• U: The U (Campus Shuttle) runs clockwise, but you may ride it toward North or South Campus depending on where you’re trying to go. Popular stops include Horton, the Dean Dome (close to the business school), the Hinton James sand volleyball courts, Student Stores, the ROTC building (across from the FedEx Global Center), Hanes Art Center, and Franklin Street.

• P2P: The P2P runs counterclockwise every night from 7pm to 4am, so you’ll never have to worry about making it back to your residence hall safely. The shuttle stops at Ehringhaus and Koury, Hinton James, and Public Safety (between Morrison/Hardin and Craige/Craige North), and takes you toward Franklin Street and Granville Towers.

You can check out a Tar Heel Bike for free at any of the South Campus high-rise residence halls!
You can check out a Tar Heel Bike for free at any of the South Campus high-rise residence halls!

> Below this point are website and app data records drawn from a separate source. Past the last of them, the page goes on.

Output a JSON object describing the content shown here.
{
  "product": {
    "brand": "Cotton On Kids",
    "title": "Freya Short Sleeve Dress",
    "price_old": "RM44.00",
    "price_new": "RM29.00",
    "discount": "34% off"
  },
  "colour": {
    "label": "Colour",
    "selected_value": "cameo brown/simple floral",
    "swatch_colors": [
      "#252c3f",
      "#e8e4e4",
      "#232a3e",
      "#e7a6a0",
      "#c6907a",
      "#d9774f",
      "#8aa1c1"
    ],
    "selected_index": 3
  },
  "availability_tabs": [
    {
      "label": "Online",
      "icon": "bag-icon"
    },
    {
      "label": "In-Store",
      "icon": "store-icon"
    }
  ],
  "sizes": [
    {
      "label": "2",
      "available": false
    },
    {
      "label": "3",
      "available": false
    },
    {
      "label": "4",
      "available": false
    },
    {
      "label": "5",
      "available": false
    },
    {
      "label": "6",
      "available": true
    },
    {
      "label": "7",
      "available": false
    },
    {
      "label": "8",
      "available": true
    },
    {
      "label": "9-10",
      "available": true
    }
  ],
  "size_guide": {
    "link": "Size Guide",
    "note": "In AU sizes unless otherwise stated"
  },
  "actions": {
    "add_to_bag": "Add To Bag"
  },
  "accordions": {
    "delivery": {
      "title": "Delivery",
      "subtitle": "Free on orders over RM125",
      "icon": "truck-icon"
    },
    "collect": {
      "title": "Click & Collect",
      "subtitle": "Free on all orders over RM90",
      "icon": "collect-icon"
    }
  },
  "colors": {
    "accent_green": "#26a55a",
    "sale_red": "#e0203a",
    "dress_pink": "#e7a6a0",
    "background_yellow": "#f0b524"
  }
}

Pro tip: download the NextBus or EZ Chapel Hill Transit apps. With these handy programs, you can bookmark your most-used bus stops and see how many minutes remain until the next bus arrives. Check out the bus and P2P routes online for the full list of stops!

Ride a Bike

Biking is another quick way to get around campus—plus, you’ll get some great exercise. (They don’t call it Chapel Hill for nothing!) If you bring a bike, you’ll want to purchase a sturdy U-lock and register it for free with the Department of Public Safety to protect against theft.

Don’t have your own wheels? The Residence Hall Association sponsors a program called Tar Heel Bikes, where you can check out a bike from the Hinton James, Craige, Ehringhaus, or Morrison community office for free with your OneCard!

Walking gives you the chance to spend time with friends and enjoy the beautiful sights on campus!
Walking gives you the chance to spend time with friends and enjoy the beautiful sights on campus!

Walk

Fall weather is coming! While the trek from South Campus can be miserable in the sweltering heat, crisp mornings and scenic autumn leaves are on the way. In the meantime, hiking around campus all day is an awesome workout, and you can make it more enjoyable by listening to music, setting a goal for the number of steps you take per day using an app or a Fitbit, or walking with friends.

Whether you decide to walk to and from North Campus every day, or you give up on that plan and start taking the bus after the first month (I may or may not speak from personal experience…), there are plenty of ways to get around campus. Don’t hesitate to try them all and figure out which works best for you!

Bikes, bikes and more bikes

New bike sharing initiative increases student mobility

Don’t want to bring your bike to campus? Don’t worry; now you can borrow bikes from your residence hall! The Bike Share Task Force in conjunction with the Residence Hall Association has created UNC’s first bicycle share program called Tar Heel Bikes. The bicycle share program provides Kona AfricaBike Three bicycles to be checked out for short-term use by community members for trips on and around campus.

The mission of Tar Heel Bikes is two-fold: to provide community members access to bicycles and to promote sustainibilty and cultivate a biking culture on campus.

Continue reading Bikes, bikes and more bikes

Transportation Around Campus

Bike, hike or bus

Chapel Hill Transit

UNC’s campus might just be one of the most beautiful campuses that this country has to offer. Yes, I’m completely biased and anyone from Duke or Wake or Elon will tell you differently. Don’t listen to them. There really is just something about the way that trees bloom as you walk to class through Polk Place on an early April morning (Brendan James, anyone? – he went to UNC). Ah, it’s just lovely.

As with any campus, there are many ways to get around. Walking is, by far, the most common way to get from place to place. Carolina is a very pedestrian-friendly place. When crossing South Road to get to class in the morning from south campus, there are crossing guards at peak hours to make sure that traffic gets through as well as students.

Continue reading Transportation Around Campus